* **Data supplied**:
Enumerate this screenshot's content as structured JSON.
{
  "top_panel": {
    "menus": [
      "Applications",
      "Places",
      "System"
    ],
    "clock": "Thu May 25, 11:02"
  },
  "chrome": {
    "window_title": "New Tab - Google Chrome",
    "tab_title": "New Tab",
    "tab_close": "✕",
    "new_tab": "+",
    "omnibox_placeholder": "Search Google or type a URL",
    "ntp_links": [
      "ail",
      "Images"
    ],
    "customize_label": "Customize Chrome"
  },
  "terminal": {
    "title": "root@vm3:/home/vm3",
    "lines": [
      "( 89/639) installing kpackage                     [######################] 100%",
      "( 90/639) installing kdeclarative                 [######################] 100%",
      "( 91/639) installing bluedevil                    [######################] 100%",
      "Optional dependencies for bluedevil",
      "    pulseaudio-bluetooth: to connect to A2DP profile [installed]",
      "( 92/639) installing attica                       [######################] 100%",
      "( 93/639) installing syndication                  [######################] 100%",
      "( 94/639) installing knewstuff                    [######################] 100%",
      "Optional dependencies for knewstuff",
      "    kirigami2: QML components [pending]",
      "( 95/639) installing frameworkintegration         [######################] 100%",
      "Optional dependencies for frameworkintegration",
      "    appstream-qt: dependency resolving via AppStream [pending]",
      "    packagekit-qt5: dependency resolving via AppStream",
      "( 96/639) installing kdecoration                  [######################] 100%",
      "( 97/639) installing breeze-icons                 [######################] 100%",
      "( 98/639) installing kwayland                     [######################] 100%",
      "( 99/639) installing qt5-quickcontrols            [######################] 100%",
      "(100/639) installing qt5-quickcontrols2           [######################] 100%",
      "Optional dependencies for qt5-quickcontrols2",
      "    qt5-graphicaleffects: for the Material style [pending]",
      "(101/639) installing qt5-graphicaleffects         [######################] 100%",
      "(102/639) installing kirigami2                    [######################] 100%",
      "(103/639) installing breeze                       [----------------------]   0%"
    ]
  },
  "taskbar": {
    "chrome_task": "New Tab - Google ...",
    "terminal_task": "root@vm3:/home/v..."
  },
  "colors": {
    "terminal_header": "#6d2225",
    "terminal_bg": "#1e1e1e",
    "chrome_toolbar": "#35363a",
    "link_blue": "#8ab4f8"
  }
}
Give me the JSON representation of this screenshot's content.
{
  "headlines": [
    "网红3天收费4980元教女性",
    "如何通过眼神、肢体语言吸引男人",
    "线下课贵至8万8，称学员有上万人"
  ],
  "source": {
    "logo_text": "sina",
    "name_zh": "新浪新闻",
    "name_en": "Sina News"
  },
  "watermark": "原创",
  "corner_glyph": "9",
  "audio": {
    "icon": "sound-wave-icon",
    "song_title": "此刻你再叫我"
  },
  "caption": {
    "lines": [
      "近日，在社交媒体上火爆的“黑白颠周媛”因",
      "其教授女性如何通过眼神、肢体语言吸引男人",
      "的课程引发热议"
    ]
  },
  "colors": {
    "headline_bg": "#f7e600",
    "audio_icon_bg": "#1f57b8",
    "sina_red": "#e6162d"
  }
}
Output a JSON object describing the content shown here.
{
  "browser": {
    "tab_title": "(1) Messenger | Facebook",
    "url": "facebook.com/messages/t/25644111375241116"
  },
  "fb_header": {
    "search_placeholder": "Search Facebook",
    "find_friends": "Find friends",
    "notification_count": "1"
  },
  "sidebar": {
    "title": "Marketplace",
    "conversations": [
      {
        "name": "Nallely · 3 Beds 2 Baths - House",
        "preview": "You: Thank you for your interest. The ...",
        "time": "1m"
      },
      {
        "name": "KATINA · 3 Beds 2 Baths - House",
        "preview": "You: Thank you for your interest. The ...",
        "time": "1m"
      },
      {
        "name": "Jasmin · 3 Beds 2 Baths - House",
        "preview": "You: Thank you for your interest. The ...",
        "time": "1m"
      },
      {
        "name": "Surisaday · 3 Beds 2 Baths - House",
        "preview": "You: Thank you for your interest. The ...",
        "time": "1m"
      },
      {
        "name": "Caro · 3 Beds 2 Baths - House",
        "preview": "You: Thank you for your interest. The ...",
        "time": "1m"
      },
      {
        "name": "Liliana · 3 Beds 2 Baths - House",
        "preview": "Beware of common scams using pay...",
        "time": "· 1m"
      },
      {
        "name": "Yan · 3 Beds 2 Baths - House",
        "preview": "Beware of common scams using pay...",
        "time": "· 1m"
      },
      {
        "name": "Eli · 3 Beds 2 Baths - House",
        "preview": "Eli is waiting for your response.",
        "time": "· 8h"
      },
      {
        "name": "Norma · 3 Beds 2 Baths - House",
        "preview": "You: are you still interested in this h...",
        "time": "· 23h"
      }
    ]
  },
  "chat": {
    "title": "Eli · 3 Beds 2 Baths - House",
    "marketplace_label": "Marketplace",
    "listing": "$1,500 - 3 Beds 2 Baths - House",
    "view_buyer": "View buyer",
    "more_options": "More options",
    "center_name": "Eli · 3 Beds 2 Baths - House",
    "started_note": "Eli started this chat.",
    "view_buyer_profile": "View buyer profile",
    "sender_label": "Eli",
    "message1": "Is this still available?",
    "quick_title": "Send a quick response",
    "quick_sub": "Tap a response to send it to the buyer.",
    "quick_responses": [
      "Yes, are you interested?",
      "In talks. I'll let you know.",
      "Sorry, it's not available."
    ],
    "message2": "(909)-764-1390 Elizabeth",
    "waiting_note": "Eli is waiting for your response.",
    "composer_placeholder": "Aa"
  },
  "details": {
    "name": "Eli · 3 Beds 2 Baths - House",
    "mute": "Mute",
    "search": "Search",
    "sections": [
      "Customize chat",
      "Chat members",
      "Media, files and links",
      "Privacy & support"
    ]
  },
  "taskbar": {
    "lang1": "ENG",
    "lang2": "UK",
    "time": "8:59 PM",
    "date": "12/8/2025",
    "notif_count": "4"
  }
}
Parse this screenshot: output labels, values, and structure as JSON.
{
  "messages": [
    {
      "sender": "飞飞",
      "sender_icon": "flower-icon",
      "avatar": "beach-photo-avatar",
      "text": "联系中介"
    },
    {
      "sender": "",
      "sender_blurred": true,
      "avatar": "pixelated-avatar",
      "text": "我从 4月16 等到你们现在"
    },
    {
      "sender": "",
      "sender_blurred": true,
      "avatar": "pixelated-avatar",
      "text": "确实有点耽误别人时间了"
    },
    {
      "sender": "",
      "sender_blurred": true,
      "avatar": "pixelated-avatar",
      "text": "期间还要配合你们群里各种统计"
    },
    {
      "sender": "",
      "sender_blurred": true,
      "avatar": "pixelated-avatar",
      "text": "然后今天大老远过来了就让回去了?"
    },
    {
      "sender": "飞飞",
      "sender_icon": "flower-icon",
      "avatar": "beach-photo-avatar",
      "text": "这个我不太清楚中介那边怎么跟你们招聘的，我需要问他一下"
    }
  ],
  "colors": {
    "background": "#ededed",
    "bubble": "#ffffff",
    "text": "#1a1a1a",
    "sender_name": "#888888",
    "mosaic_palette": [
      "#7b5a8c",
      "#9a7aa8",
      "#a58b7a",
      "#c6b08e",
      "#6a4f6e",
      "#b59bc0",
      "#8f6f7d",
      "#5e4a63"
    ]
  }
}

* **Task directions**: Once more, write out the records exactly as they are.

* **Response area**:
Enumerate this screenshot's content as structured JSON.
{
  "top_panel": {
    "menus": [
      "Applications",
      "Places",
      "System"
    ],
    "clock": "Thu May 25, 11:02"
  },
  "chrome": {
    "window_title": "New Tab - Google Chrome",
    "tab_title": "New Tab",
    "tab_close": "✕",
    "new_tab": "+",
    "omnibox_placeholder": "Search Google or type a URL",
    "ntp_links": [
      "ail",
      "Images"
    ],
    "customize_label": "Customize Chrome"
  },
  "terminal": {
    "title": "root@vm3:/home/vm3",
    "lines": [
      "( 89/639) installing kpackage                     [######################] 100%",
      "( 90/639) installing kdeclarative                 [######################] 100%",
      "( 91/639) installing bluedevil                    [######################] 100%",
      "Optional dependencies for bluedevil",
      "    pulseaudio-bluetooth: to connect to A2DP profile [installed]",
      "( 92/639) installing attica                       [######################] 100%",
      "( 93/639) installing syndication                  [######################] 100%",
      "( 94/639) installing knewstuff                    [######################] 100%",
      "Optional dependencies for knewstuff",
      "    kirigami2: QML components [pending]",
      "( 95/639) installing frameworkintegration         [######################] 100%",
      "Optional dependencies for frameworkintegration",
      "    appstream-qt: dependency resolving via AppStream [pending]",
      "    packagekit-qt5: dependency resolving via AppStream",
      "( 96/639) installing kdecoration                  [######################] 100%",
      "( 97/639) installing breeze-icons                 [######################] 100%",
      "( 98/639) installing kwayland                     [######################] 100%",
      "( 99/639) installing qt5-quickcontrols            [######################] 100%",
      "(100/639) installing qt5-quickcontrols2           [######################] 100%",
      "Optional dependencies for qt5-quickcontrols2",
      "    qt5-graphicaleffects: for the Material style [pending]",
      "(101/639) installing qt5-graphicaleffects         [######################] 100%",
      "(102/639) installing kirigami2                    [######################] 100%",
      "(103/639) installing breeze                       [----------------------]   0%"
    ]
  },
  "taskbar": {
    "chrome_task": "New Tab - Google ...",
    "terminal_task": "root@vm3:/home/v..."
  },
  "colors": {
    "terminal_header": "#6d2225",
    "terminal_bg": "#1e1e1e",
    "chrome_toolbar": "#35363a",
    "link_blue": "#8ab4f8"
  }
}
Give me the JSON representation of this screenshot's content.
{
  "headlines": [
    "网红3天收费4980元教女性",
    "如何通过眼神、肢体语言吸引男人",
    "线下课贵至8万8，称学员有上万人"
  ],
  "source": {
    "logo_text": "sina",
    "name_zh": "新浪新闻",
    "name_en": "Sina News"
  },
  "watermark": "原创",
  "corner_glyph": "9",
  "audio": {
    "icon": "sound-wave-icon",
    "song_title": "此刻你再叫我"
  },
  "caption": {
    "lines": [
      "近日，在社交媒体上火爆的“黑白颠周媛”因",
      "其教授女性如何通过眼神、肢体语言吸引男人",
      "的课程引发热议"
    ]
  },
  "colors": {
    "headline_bg": "#f7e600",
    "audio_icon_bg": "#1f57b8",
    "sina_red": "#e6162d"
  }
}
Output a JSON object describing the content shown here.
{
  "browser": {
    "tab_title": "(1) Messenger | Facebook",
    "url": "facebook.com/messages/t/25644111375241116"
  },
  "fb_header": {
    "search_placeholder": "Search Facebook",
    "find_friends": "Find friends",
    "notification_count": "1"
  },
  "sidebar": {
    "title": "Marketplace",
    "conversations": [
      {
        "name": "Nallely · 3 Beds 2 Baths - House",
        "preview": "You: Thank you for your interest. The ...",
        "time": "1m"
      },
      {
        "name": "KATINA · 3 Beds 2 Baths - House",
        "preview": "You: Thank you for your interest. The ...",
        "time": "1m"
      },
      {
        "name": "Jasmin · 3 Beds 2 Baths - House",
        "preview": "You: Thank you for your interest. The ...",
        "time": "1m"
      },
      {
        "name": "Surisaday · 3 Beds 2 Baths - House",
        "preview": "You: Thank you for your interest. The ...",
        "time": "1m"
      },
      {
        "name": "Caro · 3 Beds 2 Baths - House",
        "preview": "You: Thank you for your interest. The ...",
        "time": "1m"
      },
      {
        "name": "Liliana · 3 Beds 2 Baths - House",
        "preview": "Beware of common scams using pay...",
        "time": "· 1m"
      },
      {
        "name": "Yan · 3 Beds 2 Baths - House",
        "preview": "Beware of common scams using pay...",
        "time": "· 1m"
      },
      {
        "name": "Eli · 3 Beds 2 Baths - House",
        "preview": "Eli is waiting for your response.",
        "time": "· 8h"
      },
      {
        "name": "Norma · 3 Beds 2 Baths - House",
        "preview": "You: are you still interested in this h...",
        "time": "· 23h"
      }
    ]
  },
  "chat": {
    "title": "Eli · 3 Beds 2 Baths - House",
    "marketplace_label": "Marketplace",
    "listing": "$1,500 - 3 Beds 2 Baths - House",
    "view_buyer": "View buyer",
    "more_options": "More options",
    "center_name": "Eli · 3 Beds 2 Baths - House",
    "started_note": "Eli started this chat.",
    "view_buyer_profile": "View buyer profile",
    "sender_label": "Eli",
    "message1": "Is this still available?",
    "quick_title": "Send a quick response",
    "quick_sub": "Tap a response to send it to the buyer.",
    "quick_responses": [
      "Yes, are you interested?",
      "In talks. I'll let you know.",
      "Sorry, it's not available."
    ],
    "message2": "(909)-764-1390 Elizabeth",
    "waiting_note": "Eli is waiting for your response.",
    "composer_placeholder": "Aa"
  },
  "details": {
    "name": "Eli · 3 Beds 2 Baths - House",
    "mute": "Mute",
    "search": "Search",
    "sections": [
      "Customize chat",
      "Chat members",
      "Media, files and links",
      "Privacy & support"
    ]
  },
  "taskbar": {
    "lang1": "ENG",
    "lang2": "UK",
    "time": "8:59 PM",
    "date": "12/8/2025",
    "notif_count": "4"
  }
}
Parse this screenshot: output labels, values, and structure as JSON.
{
  "messages": [
    {
      "sender": "飞飞",
      "sender_icon": "flower-icon",
      "avatar": "beach-photo-avatar",
      "text": "联系中介"
    },
    {
      "sender": "",
      "sender_blurred": true,
      "avatar": "pixelated-avatar",
      "text": "我从 4月16 等到你们现在"
    },
    {
      "sender": "",
      "sender_blurred": true,
      "avatar": "pixelated-avatar",
      "text": "确实有点耽误别人时间了"
    },
    {
      "sender": "",
      "sender_blurred": true,
      "avatar": "pixelated-avatar",
      "text": "期间还要配合你们群里各种统计"
    },
    {
      "sender": "",
      "sender_blurred": true,
      "avatar": "pixelated-avatar",
      "text": "然后今天大老远过来了就让回去了?"
    },
    {
      "sender": "飞飞",
      "sender_icon": "flower-icon",
      "avatar": "beach-photo-avatar",
      "text": "这个我不太清楚中介那边怎么跟你们招聘的，我需要问他一下"
    }
  ],
  "colors": {
    "background": "#ededed",
    "bubble": "#ffffff",
    "text": "#1a1a1a",
    "sender_name": "#888888",
    "mosaic_palette": [
      "#7b5a8c",
      "#9a7aa8",
      "#a58b7a",
      "#c6b08e",
      "#6a4f6e",
      "#b59bc0",
      "#8f6f7d",
      "#5e4a63"
    ]
  }
}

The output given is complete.